Although Bowlmore uses three brands of control system, all programmed by Natsvlishvili and his team to offer local managers an interface with a set of simple macros, programmed to call up the I/O configuration for everything from a DJ booth to a live band. “The AV design was meant to be reliable, user-friendly and cost effective,” he says.

Power of the Network

Managing and maintaining the AVL of this sprawling empire will become easier as more of the locations’ AVL and control systems join the 55 that are already are tied together onto the company’s IP network, which Natsvlishvili says will eventually connect every network-enabled device in any location and allow it to be monitored centrally.

This DIY philosophy dates back, Restrepo says, to the early days of the Greenwich Village location, where AVL rentals were eating up much of the revenue generated by event-space rentals.

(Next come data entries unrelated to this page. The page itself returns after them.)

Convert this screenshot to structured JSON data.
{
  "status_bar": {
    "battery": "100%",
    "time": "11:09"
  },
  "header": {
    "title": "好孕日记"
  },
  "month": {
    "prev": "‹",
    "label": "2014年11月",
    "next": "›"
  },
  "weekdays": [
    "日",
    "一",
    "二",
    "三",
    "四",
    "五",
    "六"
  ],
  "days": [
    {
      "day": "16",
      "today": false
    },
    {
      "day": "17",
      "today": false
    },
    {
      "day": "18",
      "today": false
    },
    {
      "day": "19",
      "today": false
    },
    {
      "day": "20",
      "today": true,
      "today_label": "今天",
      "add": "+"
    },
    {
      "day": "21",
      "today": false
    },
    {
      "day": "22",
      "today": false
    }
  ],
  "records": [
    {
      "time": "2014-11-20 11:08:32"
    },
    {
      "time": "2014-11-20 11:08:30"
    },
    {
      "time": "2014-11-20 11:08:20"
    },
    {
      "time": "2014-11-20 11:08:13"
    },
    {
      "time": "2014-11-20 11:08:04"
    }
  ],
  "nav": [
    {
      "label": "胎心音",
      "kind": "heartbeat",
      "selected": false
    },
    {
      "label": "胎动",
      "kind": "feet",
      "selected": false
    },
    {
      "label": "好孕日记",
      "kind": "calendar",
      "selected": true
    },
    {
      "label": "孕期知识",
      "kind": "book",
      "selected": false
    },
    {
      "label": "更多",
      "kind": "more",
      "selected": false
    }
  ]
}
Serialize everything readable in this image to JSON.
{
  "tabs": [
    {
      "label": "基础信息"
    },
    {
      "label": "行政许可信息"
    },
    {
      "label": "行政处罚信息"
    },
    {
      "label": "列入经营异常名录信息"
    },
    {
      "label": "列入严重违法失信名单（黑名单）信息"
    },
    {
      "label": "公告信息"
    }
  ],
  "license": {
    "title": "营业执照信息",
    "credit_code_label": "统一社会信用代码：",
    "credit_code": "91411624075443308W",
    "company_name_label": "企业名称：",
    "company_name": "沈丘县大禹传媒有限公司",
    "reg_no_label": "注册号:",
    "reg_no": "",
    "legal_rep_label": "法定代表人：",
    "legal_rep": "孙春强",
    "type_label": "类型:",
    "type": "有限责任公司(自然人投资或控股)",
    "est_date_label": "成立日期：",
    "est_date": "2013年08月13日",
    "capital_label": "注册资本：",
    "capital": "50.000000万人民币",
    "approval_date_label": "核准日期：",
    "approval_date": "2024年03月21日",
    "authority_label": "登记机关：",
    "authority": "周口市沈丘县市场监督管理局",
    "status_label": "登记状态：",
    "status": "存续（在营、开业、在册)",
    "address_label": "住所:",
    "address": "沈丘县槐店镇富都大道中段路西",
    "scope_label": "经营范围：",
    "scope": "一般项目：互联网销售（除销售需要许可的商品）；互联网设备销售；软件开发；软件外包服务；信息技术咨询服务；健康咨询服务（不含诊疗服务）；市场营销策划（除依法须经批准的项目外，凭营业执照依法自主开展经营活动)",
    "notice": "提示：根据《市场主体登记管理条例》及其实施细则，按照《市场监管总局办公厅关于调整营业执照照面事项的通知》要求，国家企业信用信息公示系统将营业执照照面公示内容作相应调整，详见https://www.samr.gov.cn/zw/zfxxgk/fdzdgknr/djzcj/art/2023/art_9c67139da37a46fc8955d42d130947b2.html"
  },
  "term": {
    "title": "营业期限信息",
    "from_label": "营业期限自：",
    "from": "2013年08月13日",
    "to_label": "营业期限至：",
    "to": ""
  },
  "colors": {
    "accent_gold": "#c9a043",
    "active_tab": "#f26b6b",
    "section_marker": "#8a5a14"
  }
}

“We figured out that we were leaving money on the table without our own AV systems,” he says. The savings across so many locations have been substantial, but, Restrepo says, much of the savings gets reinvested in more AVL systems and in higher-end brands. But if an extra piece of equipment is necessary to make a client’s wish come true, the company will rent it. The same applies for events that require complex audio mixing or video switching, in which case Bowlmor’s DIY team will bring in freelancers to run the systems.

“It’s a totally unique kind of place,” Restrepo says. “Whether it’s a birthday party or a corporate meeting, the AV and lighting knock everyone out.”